The Synagogue and the Jewish Museum
The synagogue of Siena, located a few steps from Piazza del Campo, is located in the heart of the ancient Jewish Ghetto of Siena, where the Sienese Jews remained confined until 1859. In 1571 the Grand Duke of Tuscany, Cosimo I de Medici, extended the restrictive measures already adopted in Florence also to the Sienese state, where Jews had been present since the 12th century. Despite the limitations and heavy restrictions, the Sienese Jewish Community developed, reaching over 400 members and its commitment significantly contributed to the economic and cultural growth of the city.
In 1786, with a solemn musical ceremony, the splendid Synagogue of Siena was inaugurated, which still represents the center of worship of the local Jewish community and one of the few examples of architecture between Rococo and Neoclassicism in Tuscany. The simple external facade and, in contrast, the elegant richly decorated interior are examples of the synagogues built in the ghetto age, before the emancipation of Italian Jews, which took place with the unification of Italy in 1861.

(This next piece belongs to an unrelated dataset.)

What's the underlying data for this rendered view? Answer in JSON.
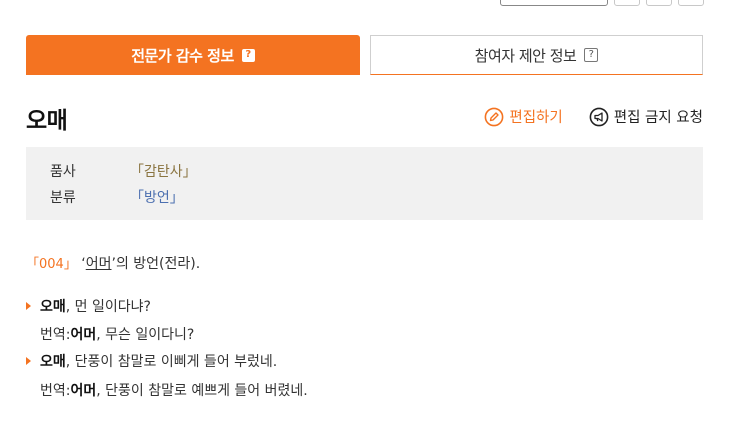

The room, slightly rectangular in shape, houses the rows of benches on the sides, while in the center is the podium (tevà) enriched by nine eighteenth-century nine-branched candelabra. In the center of the ceiling the tables of the Law in white stucco and painted in blue have been inserted. The synagogue, still used today for religious services by the local Jewish community, houses ancient Torah scrolls, silver and ritual vestments of great value, displayed in the room adjacent to the prayer room.
The ancient women's women's gallery, arranged on two floors, overlooks the synagogue protected by wooden grates pierced with floral motifs: a cozy place full of suggestions, it is no longer used for ritual use, but integrates the visit to the Synagogue and houses a path of texts, images, prayer books and objects that trace the most significant aspects of the long Jewish presence in Siena.